WHAT THE TASK ASKS: Print every line of the data word for word.

RECORDS FOR THE TASK:
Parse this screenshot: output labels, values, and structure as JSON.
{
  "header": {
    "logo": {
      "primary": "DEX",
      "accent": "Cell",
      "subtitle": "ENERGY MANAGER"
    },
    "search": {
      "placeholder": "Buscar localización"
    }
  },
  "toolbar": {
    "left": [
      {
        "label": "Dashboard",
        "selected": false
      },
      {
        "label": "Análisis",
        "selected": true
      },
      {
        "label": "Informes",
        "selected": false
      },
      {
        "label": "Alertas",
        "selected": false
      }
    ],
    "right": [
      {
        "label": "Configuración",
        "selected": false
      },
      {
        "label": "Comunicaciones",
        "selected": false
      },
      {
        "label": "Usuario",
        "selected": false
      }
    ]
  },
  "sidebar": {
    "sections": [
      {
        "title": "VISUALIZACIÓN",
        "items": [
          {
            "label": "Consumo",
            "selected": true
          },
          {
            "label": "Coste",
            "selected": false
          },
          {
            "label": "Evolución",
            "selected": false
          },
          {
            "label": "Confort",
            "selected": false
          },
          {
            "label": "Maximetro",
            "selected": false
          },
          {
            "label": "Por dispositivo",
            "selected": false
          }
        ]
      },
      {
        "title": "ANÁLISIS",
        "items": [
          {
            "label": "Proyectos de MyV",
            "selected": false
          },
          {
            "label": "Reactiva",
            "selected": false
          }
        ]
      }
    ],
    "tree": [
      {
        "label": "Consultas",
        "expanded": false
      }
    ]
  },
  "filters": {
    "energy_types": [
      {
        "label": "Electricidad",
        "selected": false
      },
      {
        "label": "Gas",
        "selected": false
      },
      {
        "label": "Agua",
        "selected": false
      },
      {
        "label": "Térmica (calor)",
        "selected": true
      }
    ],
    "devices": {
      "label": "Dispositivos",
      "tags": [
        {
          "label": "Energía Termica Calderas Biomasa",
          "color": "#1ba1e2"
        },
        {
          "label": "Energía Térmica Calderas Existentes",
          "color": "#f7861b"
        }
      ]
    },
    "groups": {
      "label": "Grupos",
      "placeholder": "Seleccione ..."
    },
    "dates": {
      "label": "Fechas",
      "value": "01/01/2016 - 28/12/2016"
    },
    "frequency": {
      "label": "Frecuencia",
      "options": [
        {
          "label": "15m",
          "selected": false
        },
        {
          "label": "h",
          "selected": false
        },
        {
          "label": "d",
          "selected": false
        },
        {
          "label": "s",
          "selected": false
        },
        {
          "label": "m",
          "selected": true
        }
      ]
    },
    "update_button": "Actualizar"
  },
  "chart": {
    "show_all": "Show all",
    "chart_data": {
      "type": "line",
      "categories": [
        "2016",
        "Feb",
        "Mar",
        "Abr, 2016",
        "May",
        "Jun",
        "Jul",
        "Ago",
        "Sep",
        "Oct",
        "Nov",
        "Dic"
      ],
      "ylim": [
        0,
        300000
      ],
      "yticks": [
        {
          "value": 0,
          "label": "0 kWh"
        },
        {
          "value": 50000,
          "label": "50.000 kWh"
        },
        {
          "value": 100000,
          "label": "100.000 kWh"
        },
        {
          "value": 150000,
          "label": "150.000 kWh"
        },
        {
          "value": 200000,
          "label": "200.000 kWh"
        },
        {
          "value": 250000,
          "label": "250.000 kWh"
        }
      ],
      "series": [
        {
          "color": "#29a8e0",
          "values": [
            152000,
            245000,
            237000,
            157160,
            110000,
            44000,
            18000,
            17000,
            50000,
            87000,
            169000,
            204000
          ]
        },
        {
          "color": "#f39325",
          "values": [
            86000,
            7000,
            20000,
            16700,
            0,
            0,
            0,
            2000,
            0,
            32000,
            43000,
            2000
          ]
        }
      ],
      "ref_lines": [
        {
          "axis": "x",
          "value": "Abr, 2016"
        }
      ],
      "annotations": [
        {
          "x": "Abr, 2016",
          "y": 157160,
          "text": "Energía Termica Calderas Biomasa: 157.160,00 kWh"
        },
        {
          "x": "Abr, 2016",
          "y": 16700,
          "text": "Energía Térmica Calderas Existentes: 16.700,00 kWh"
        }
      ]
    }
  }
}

TASK SOLUTION:
Parse this screenshot: output labels, values, and structure as JSON.
{
  "header": {
    "logo": {
      "primary": "DEX",
      "accent": "Cell",
      "subtitle": "ENERGY MANAGER"
    },
    "search": {
      "placeholder": "Buscar localización"
    }
  },
  "toolbar": {
    "left": [
      {
        "label": "Dashboard",
        "selected": false
      },
      {
        "label": "Análisis",
        "selected": true
      },
      {
        "label": "Informes",
        "selected": false
      },
      {
        "label": "Alertas",
        "selected": false
      }
    ],
    "right": [
      {
        "label": "Configuración",
        "selected": false
      },
      {
        "label": "Comunicaciones",
        "selected": false
      },
      {
        "label": "Usuario",
        "selected": false
      }
    ]
  },
  "sidebar": {
    "sections": [
      {
        "title": "VISUALIZACIÓN",
        "items": [
          {
            "label": "Consumo",
            "selected": true
          },
          {
            "label": "Coste",
            "selected": false
          },
          {
            "label": "Evolución",
            "selected": false
          },
          {
            "label": "Confort",
            "selected": false
          },
          {
            "label": "Maximetro",
            "selected": false
          },
          {
            "label": "Por dispositivo",
            "selected": false
          }
        ]
      },
      {
        "title": "ANÁLISIS",
        "items": [
          {
            "label": "Proyectos de MyV",
            "selected": false
          },
          {
            "label": "Reactiva",
            "selected": false
          }
        ]
      }
    ],
    "tree": [
      {
        "label": "Consultas",
        "expanded": false
      }
    ]
  },
  "filters": {
    "energy_types": [
      {
        "label": "Electricidad",
        "selected": false
      },
      {
        "label": "Gas",
        "selected": false
      },
      {
        "label": "Agua",
        "selected": false
      },
      {
        "label": "Térmica (calor)",
        "selected": true
      }
    ],
    "devices": {
      "label": "Dispositivos",
      "tags": [
        {
          "label": "Energía Termica Calderas Biomasa",
          "color": "#1ba1e2"
        },
        {
          "label": "Energía Térmica Calderas Existentes",
          "color": "#f7861b"
        }
      ]
    },
    "groups": {
      "label": "Grupos",
      "placeholder": "Seleccione ..."
    },
    "dates": {
      "label": "Fechas",
      "value": "01/01/2016 - 28/12/2016"
    },
    "frequency": {
      "label": "Frecuencia",
      "options": [
        {
          "label": "15m",
          "selected": false
        },
        {
          "label": "h",
          "selected": false
        },
        {
          "label": "d",
          "selected": false
        },
        {
          "label": "s",
          "selected": false
        },
        {
          "label": "m",
          "selected": true
        }
      ]
    },
    "update_button": "Actualizar"
  },
  "chart": {
    "show_all": "Show all",
    "chart_data": {
      "type": "line",
      "categories": [
        "2016",
        "Feb",
        "Mar",
        "Abr, 2016",
        "May",
        "Jun",
        "Jul",
        "Ago",
        "Sep",
        "Oct",
        "Nov",
        "Dic"
      ],
      "ylim": [
        0,
        300000
      ],
      "yticks": [
        {
          "value": 0,
          "label": "0 kWh"
        },
        {
          "value": 50000,
          "label": "50.000 kWh"
        },
        {
          "value": 100000,
          "label": "100.000 kWh"
        },
        {
          "value": 150000,
          "label": "150.000 kWh"
        },
        {
          "value": 200000,
          "label": "200.000 kWh"
        },
        {
          "value": 250000,
          "label": "250.000 kWh"
        }
      ],
      "series": [
        {
          "color": "#29a8e0",
          "values": [
            152000,
            245000,
            237000,
            157160,
            110000,
            44000,
            18000,
            17000,
            50000,
            87000,
            169000,
            204000
          ]
        },
        {
          "color": "#f39325",
          "values": [
            86000,
            7000,
            20000,
            16700,
            0,
            0,
            0,
            2000,
            0,
            32000,
            43000,
            2000
          ]
        }
      ],
      "ref_lines": [
        {
          "axis": "x",
          "value": "Abr, 2016"
        }
      ],
      "annotations": [
        {
          "x": "Abr, 2016",
          "y": 157160,
          "text": "Energía Termica Calderas Biomasa: 157.160,00 kWh"
        },
        {
          "x": "Abr, 2016",
          "y": 16700,
          "text": "Energía Térmica Calderas Existentes: 16.700,00 kWh"
        }
      ]
    }
  }
}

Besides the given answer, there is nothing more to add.